Take from the data every line in which the word "more" is found.
══ Listed entries
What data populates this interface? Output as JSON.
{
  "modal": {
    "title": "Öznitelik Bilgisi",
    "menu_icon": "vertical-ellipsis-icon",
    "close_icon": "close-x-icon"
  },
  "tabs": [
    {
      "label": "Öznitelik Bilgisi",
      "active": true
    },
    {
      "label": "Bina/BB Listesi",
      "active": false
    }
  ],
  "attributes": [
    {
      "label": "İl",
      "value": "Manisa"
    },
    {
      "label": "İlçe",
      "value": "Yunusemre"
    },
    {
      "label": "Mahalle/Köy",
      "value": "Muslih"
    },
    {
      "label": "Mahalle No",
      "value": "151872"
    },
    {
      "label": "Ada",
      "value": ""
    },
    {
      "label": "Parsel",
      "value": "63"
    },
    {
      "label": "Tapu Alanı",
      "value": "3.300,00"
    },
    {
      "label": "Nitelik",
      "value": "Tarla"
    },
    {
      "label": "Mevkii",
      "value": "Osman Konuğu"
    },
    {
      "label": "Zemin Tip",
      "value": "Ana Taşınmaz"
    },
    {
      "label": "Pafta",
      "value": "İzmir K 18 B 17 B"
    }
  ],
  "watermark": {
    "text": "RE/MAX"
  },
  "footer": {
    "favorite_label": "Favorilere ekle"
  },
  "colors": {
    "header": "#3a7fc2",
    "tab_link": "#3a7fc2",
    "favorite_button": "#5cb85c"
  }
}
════
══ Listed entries
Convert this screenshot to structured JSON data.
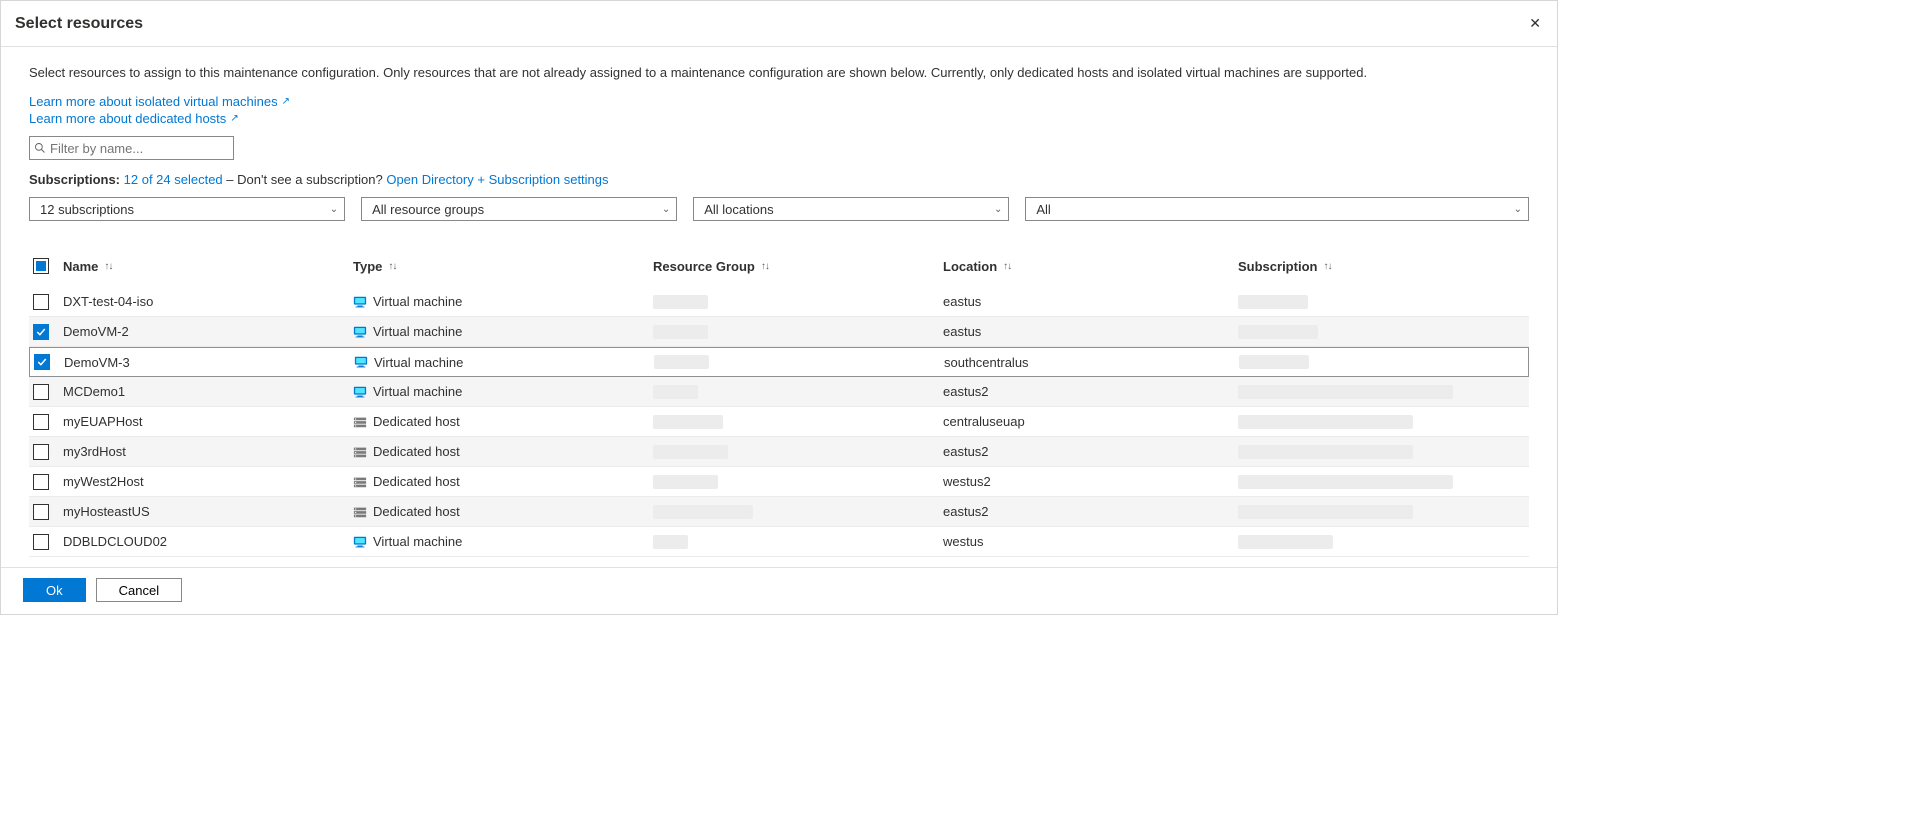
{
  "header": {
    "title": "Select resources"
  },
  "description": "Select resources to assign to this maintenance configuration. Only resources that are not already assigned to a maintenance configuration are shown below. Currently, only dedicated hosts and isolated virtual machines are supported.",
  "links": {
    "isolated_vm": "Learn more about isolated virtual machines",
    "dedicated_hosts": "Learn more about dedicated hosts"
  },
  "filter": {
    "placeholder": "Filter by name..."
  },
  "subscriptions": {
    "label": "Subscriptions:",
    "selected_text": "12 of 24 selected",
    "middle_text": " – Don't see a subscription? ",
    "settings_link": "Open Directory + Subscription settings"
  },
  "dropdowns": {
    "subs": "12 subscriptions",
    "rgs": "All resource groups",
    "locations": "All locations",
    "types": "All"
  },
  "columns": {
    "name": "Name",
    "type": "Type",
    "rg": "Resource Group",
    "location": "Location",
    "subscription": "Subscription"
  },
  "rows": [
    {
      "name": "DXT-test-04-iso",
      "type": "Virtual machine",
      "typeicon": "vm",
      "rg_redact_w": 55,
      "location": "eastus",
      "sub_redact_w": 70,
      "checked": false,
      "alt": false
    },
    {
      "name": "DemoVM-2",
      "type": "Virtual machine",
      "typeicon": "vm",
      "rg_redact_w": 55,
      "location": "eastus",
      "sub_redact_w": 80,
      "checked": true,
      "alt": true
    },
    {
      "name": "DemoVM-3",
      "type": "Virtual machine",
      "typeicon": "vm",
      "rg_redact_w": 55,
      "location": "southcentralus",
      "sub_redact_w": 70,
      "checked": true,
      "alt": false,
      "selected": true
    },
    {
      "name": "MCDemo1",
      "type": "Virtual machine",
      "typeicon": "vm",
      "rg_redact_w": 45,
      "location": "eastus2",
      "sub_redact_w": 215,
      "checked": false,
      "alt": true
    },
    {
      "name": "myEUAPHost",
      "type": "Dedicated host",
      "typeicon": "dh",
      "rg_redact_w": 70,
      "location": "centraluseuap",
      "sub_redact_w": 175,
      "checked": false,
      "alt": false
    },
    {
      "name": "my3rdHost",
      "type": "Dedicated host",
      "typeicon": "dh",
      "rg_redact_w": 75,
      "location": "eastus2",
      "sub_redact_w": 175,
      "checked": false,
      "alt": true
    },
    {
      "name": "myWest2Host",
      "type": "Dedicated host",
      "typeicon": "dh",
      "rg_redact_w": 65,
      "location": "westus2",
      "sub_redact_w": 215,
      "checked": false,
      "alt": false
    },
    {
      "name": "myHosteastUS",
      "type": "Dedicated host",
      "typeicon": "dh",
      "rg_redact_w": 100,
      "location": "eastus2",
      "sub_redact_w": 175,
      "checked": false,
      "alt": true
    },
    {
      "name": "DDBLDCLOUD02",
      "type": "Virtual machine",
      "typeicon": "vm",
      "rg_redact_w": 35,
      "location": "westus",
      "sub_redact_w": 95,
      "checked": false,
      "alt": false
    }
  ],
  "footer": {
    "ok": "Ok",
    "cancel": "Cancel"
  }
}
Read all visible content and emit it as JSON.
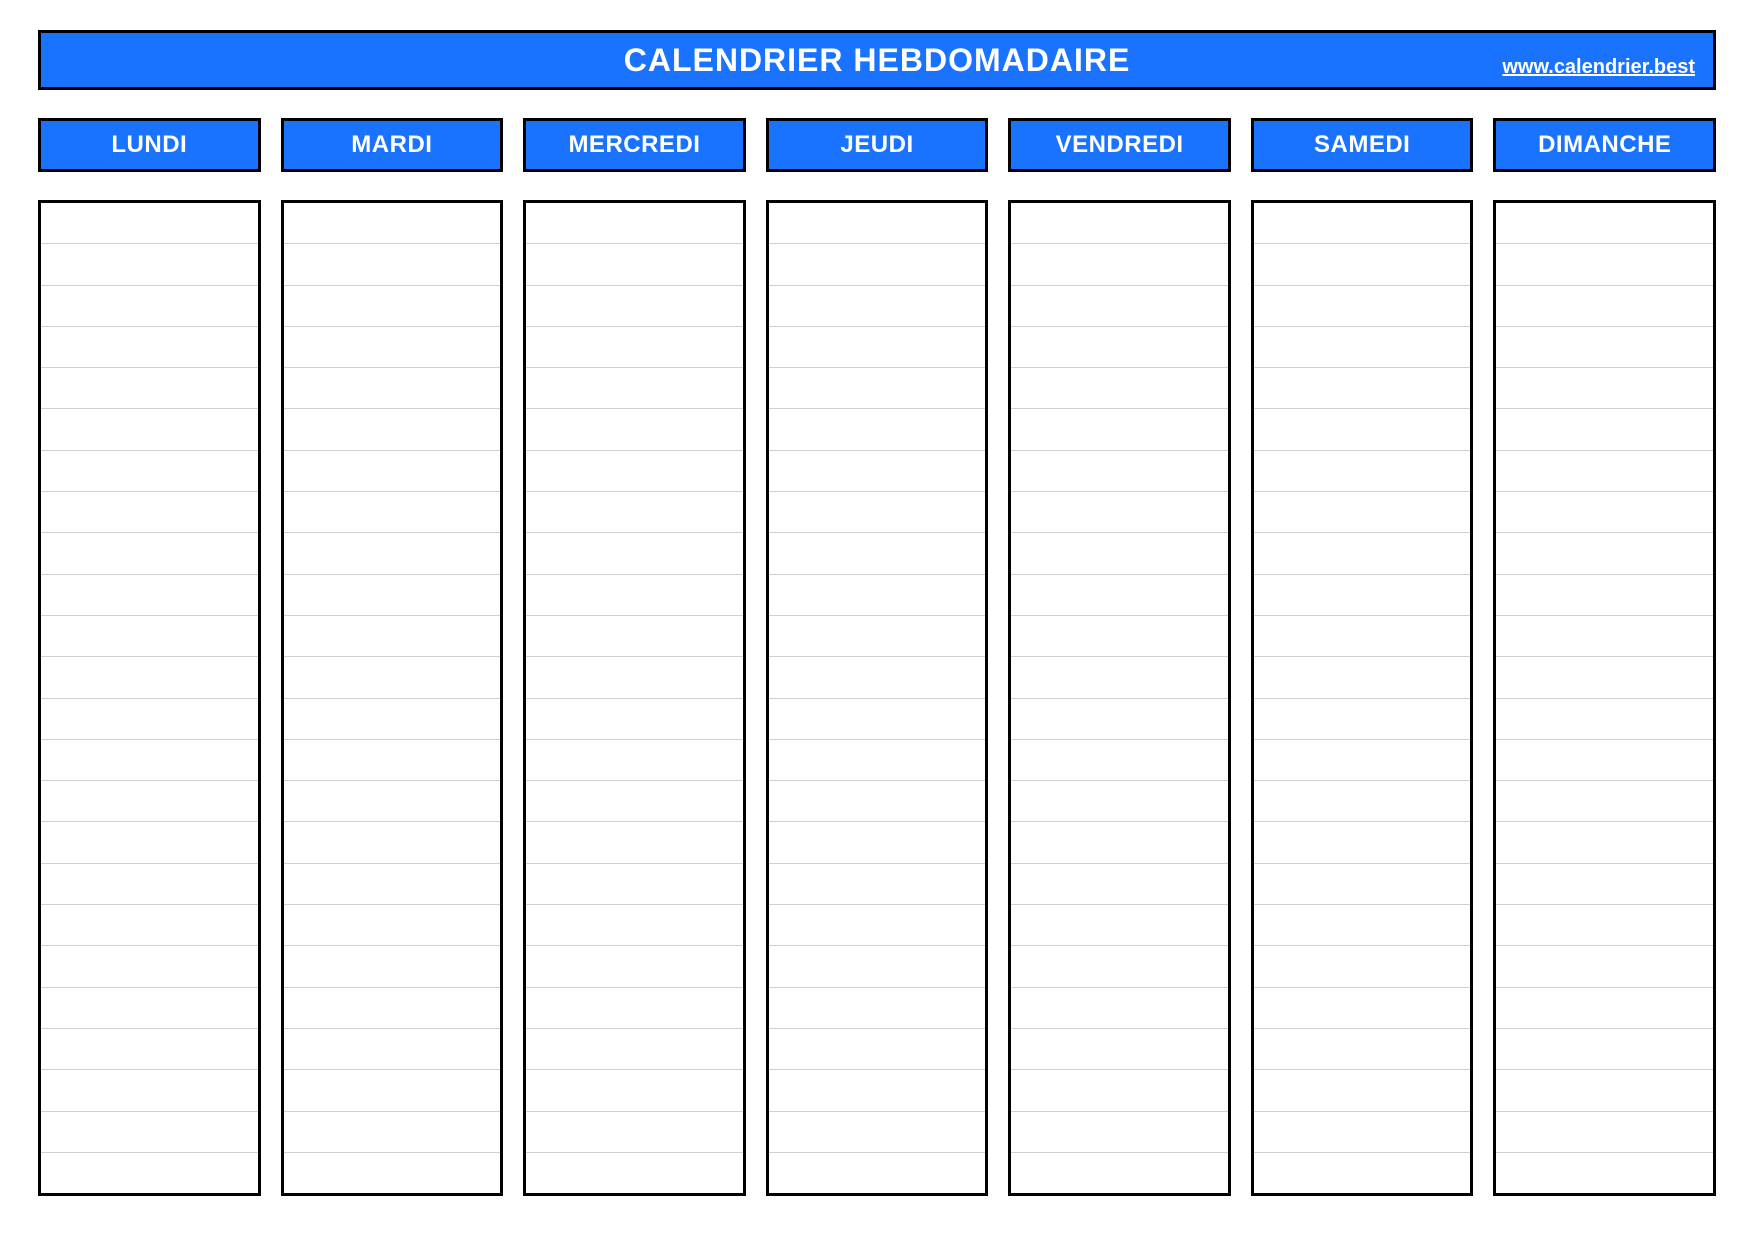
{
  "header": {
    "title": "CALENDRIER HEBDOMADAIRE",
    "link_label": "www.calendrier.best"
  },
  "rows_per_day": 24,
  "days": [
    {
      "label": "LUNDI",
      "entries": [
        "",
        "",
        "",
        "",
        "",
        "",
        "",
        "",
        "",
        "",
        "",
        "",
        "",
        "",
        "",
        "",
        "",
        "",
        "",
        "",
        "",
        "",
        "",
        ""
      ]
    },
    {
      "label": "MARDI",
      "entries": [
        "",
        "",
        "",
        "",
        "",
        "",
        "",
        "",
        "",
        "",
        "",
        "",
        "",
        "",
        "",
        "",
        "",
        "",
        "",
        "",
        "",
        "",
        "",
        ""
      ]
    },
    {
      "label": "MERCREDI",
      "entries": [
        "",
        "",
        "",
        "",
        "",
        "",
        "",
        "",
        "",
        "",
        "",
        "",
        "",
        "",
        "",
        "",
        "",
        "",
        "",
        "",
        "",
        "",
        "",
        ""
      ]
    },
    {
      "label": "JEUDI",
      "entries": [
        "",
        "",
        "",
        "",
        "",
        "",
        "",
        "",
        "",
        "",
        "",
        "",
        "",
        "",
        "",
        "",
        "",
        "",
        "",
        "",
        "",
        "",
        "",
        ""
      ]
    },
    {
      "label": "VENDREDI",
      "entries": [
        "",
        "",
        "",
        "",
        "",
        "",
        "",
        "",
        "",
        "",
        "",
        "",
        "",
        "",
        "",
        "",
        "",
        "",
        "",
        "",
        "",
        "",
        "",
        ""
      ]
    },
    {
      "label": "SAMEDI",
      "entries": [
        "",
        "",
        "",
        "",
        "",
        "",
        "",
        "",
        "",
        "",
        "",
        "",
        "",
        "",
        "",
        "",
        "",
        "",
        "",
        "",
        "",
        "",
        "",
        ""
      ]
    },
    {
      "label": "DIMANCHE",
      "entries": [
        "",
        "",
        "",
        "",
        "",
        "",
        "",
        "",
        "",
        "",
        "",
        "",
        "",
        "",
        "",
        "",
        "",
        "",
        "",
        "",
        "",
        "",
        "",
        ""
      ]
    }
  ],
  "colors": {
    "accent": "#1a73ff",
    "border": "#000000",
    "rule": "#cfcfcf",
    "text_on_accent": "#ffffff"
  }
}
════
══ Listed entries
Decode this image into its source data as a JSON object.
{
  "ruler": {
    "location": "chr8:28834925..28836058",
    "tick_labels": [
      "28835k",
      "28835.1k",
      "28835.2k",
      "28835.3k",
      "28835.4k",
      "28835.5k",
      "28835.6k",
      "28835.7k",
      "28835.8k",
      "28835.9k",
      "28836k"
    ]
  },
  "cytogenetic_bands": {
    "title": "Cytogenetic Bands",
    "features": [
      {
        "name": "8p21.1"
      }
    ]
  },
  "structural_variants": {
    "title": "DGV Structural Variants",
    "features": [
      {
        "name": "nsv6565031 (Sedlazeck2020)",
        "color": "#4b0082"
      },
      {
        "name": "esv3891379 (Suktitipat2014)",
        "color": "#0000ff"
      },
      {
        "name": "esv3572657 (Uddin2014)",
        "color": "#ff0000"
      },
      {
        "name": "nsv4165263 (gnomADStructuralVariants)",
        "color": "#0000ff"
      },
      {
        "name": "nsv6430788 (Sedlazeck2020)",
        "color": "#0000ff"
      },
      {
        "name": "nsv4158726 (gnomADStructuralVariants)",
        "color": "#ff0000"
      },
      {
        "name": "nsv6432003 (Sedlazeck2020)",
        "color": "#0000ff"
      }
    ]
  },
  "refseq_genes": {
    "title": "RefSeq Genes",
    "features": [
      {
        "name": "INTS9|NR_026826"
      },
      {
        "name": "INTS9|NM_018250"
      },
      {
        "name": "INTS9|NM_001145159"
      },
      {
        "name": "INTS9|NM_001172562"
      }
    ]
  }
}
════
#### Written answer:
    "isolated_vm": "Learn more about isolated virtual machines",
    "dedicated_hosts": "Learn more about dedicated hosts"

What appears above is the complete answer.